Just the worst time of the year
For a journey, and such a long journey…
—T. S. Eliot, The Journey of the Magi
When my son was growing up, his father was often away in January, leading study abroad classes through Europe. Ben and I were left in dreary Washington state, dreaming of traveling to far away places. To make our time more special, I planned outings and activities. We frequented Starbucks for tasty treats. We’d make a special day trip to Seattle, to visit museums, shop in our favorite bookstores, eat at beloved restaurants.
I found ways to extend the Christmas season, relying heavily on the idea there are twelve days of Christmas, not just one. We began to celebrate Epiphany in our house, leaving our tree up and lit until January 6 and the magi of our nativity set took a long and circuitous route to the manger. Often we would bake a King’s cake for a special meal, and we took up the old tradition of Chalking the Door. I had read of the tradition of preparing the home for a visit by the Magi, leaving a bowl of water for their camels and shoes next to the door for a surprise gift of candies and treats in return. So every January 5th we’d tell the story of the Magi, put out a big bowl of water by the front door, carefully place our shoes nearby—and miraculously, the next morning all the water would be gone and a few of our favorite treats would be stuffed into our shoes!
In those small ways we were finding ways to practice our faith at home, weaving the stories into our lives just a little bit more during the long winter. These past ten months while we have not been able to worship in one place together, we have been creating new ways to be a faith community together. We’ve found deep meaning and relationships in Thursday night vespers.
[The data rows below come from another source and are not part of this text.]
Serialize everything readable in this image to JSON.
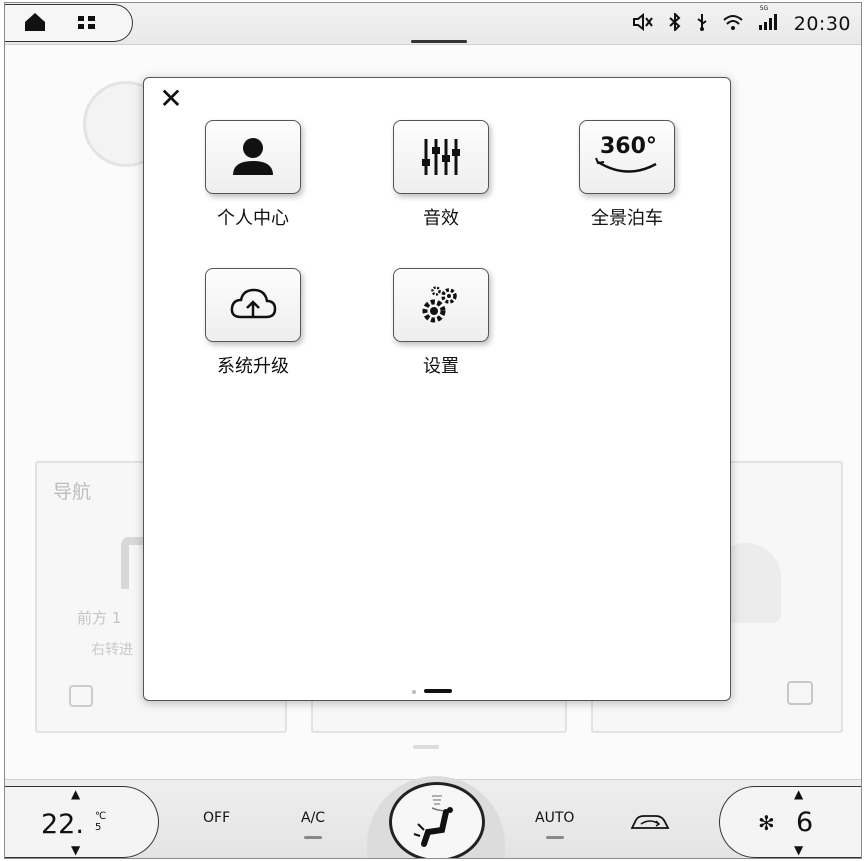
{
  "status_bar": {
    "time": "20:30",
    "signal_label": "5G",
    "icons": [
      "home-icon",
      "apps-icon",
      "mute-icon",
      "bluetooth-icon",
      "usb-icon",
      "wifi-icon",
      "signal-icon"
    ]
  },
  "background": {
    "nav_card_title": "导航",
    "nav_front": "前方 1",
    "nav_turn": "右转进"
  },
  "modal": {
    "close_glyph": "✕",
    "apps": [
      {
        "label": "个人中心",
        "icon": "person-icon"
      },
      {
        "label": "音效",
        "icon": "equalizer-icon"
      },
      {
        "label": "全景泊车",
        "icon": "panorama-360-icon",
        "icon_text": "360°"
      },
      {
        "label": "系统升级",
        "icon": "cloud-upload-icon"
      },
      {
        "label": "设置",
        "icon": "gears-icon"
      }
    ]
  },
  "climate": {
    "temperature_value": "22.",
    "temperature_unit_top": "℃",
    "temperature_unit_bottom": "5",
    "up_glyph": "▲",
    "down_glyph": "▼",
    "off_label": "OFF",
    "ac_label": "A/C",
    "auto_label": "AUTO",
    "fan_glyph": "✻",
    "fan_speed": "6"
  }
}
We’ve discovered new insights and ways of thinking about our faith as we’ve watched films and had weekly discussions on Zoom. We’ve made Advent wreaths at home, practiced prayer while coloring, and we’ve even sung along with others while our mics were muted! And as a congregation we have adapted our traditions so that we could continue to give generously to our neighbors, sharing gifts with families needing help this year.
It’s not been easy. And as we have been worshipping in our homes, I pray that our spiritual lives have been enriched by the expanding nature of our gatherings and practices. In this new year may we continue to cultivate the practices which deepen our faith wherever we find ourselves: in our homes, at work and play, and in our sanctuary, again, as well.